Prior to the Pittsburgh pilot launch in September 2016, Uber said that its self-driving cars did disengage from time-to-time. In particular, the cars struggle to handle bridges because there aren’t enough environmental cues for the car to figure out where it is.
Uber actually chose Pittsburgh because it has so many bridges in order to troubleshoot that issue.
Uber has put itself in a tough place by marketing its cars as self-driving even though they disengage regularly.
When the California DMV asked Uber to obtain an autonomous vehicle license to test its cars, Uber said it shouldn’t have to because they have the same functionality as Tesla’s Autopilot and required a human driver.
Uber eventually pulled its pilot from San Francisco, but the dispute showed how Uber later tried to market its cars as semi-autonomous though initial announcements branded the cars as “self-driving.”
Uber let me get behind the wheel of its self-driving Ford Fusion last September. A button on the center console will kick the car into autonomous mode. Right next to it is a giant red “kill switch” that, when hit, lets you take control of the car again.
The kill switch isn’t entirely necessary, however, and Uber drivers are told it’s better to take over by pressing the brake or accelerator or turning the wheel yourself. A toolbar behind the wheel indicates which mode the car is in. When the car is in manual mode, there is a blue circle. If it is in autonomous mode, there is a green checkmark.
The car did perform relatively well in Pittsburgh. It accelerated just the right amount up steep hills and always had a smooth brake when approaching stopped cars. It also handled a difficult left turn on a busy street.
That being said, the car did have some problems. I was driving on a perfectly straight back road, pictured below, without any cars when I heard a ding indicating the car wasn’t driving itself anymore. The engineer in the passenger seat said he wasn’t sure why the car stopped driving.

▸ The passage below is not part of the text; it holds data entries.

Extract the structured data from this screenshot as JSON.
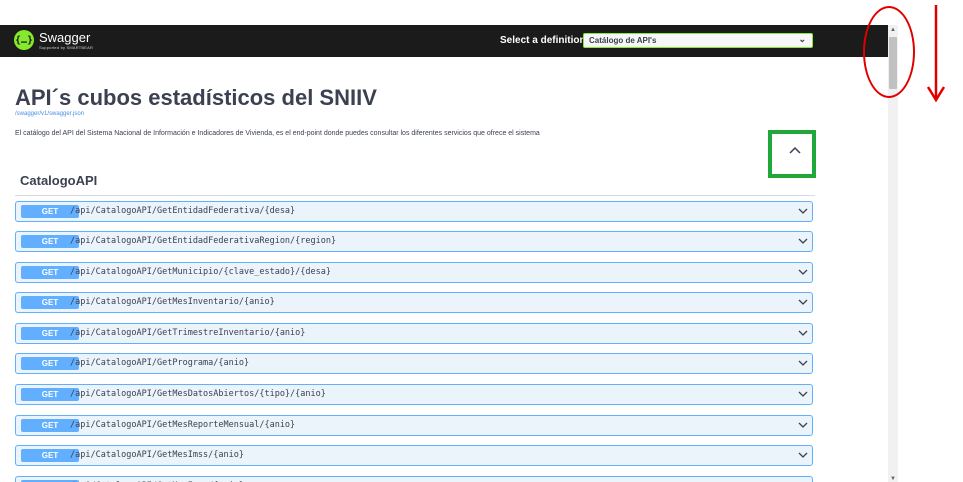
{
  "topbar": {
    "logo_glyph": "{…}",
    "logo_name": "Swagger",
    "logo_sub": "Supported by SMARTBEAR",
    "select_label": "Select a definition",
    "select_value": "Catálogo de API's",
    "brand_color": "#85ea2d"
  },
  "info": {
    "title": "API´s cubos estadísticos del SNIIV",
    "url": "/swagger/v1/swagger.json",
    "description": "El catálogo del API del Sistema Nacional de Información e Indicadores de Vivienda, es el end-point donde puedes consultar los diferentes servicios que ofrece el sistema"
  },
  "tag": {
    "name": "CatalogoAPI",
    "expanded": true
  },
  "operations": [
    {
      "method": "GET",
      "path": "/api/CatalogoAPI/GetEntidadFederativa/{desa}"
    },
    {
      "method": "GET",
      "path": "/api/CatalogoAPI/GetEntidadFederativaRegion/{region}"
    },
    {
      "method": "GET",
      "path": "/api/CatalogoAPI/GetMunicipio/{clave_estado}/{desa}"
    },
    {
      "method": "GET",
      "path": "/api/CatalogoAPI/GetMesInventario/{anio}"
    },
    {
      "method": "GET",
      "path": "/api/CatalogoAPI/GetTrimestreInventario/{anio}"
    },
    {
      "method": "GET",
      "path": "/api/CatalogoAPI/GetPrograma/{anio}"
    },
    {
      "method": "GET",
      "path": "/api/CatalogoAPI/GetMesDatosAbiertos/{tipo}/{anio}"
    },
    {
      "method": "GET",
      "path": "/api/CatalogoAPI/GetMesReporteMensual/{anio}"
    },
    {
      "method": "GET",
      "path": "/api/CatalogoAPI/GetMesImss/{anio}"
    },
    {
      "method": "GET",
      "path": "/api/CatalogoAPI/GetMesImss/{anio}"
    }
  ],
  "colors": {
    "get_method": "#61affe",
    "get_background": "#ebf3fb",
    "annotation_red": "#e00000",
    "annotation_green": "#21a83b"
  }
}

When the car goes back into manual mode, it doesn’t automatically stall but begins to slow down. That means you have to be aware the entire time you’re behind the wheel in case you’re sharing the road with other vehicles.
When I was riding in the backseat, the car switched into manual mode on a busy bridge. Our driver had his hands on the wheel the entire time and took over so quickly you wouldn’t have known anything had happened had a noise not sounded. We were told the failure had nothing to do with being on a bridge, but instead it was triggered by the heavy traffic conditions.
There are also situations in which drivers are advised to take over even if the car doesn’t switch to manual mode on its own. When I was behind the wheel and approached a car that was pulled over with its hazard lights on, I was instructed to take over the wheel.
During my 5-mile ride as a passenger, the driver had to take control of the car on three separate occasions. It also disengaged twice when I was behind the wheel. In the week that ended March 8, internal documents showed the Uber’s cars disengaged once every 0.8 miles on average.
The internal documents show the self-driving cars haven’t come too far along since I got behind the wheel last September.
In many ways, Uber has landed itself in a similar situation as Tesla. When Tesla first launched Autopilot, the company received criticism that it overplayed the car’s self-driving capabilities.
Tesla has made some changes following those complaints. Tesla does not use any self-driving branding when it markets its cars. Additionally, a warning signal will sound if a driver removes his or her hands from the wheel while the car is driving with Autopilot activated.
Uber’s self-driving-car pilot is very limited, so the company has time to make improvements and change how it discusses its cars’ self-driving abilities going forward.
However, Waymo has asked a judge to freeze Uber’s use of its self-driving tech as part of a lawsuit against the company. If the injunction is granted, it could become difficult for Uber to improve its cars driving capabilities going forward.
Uber did not immediately respond to a request for comment.
More Info: www.businessinsider.sg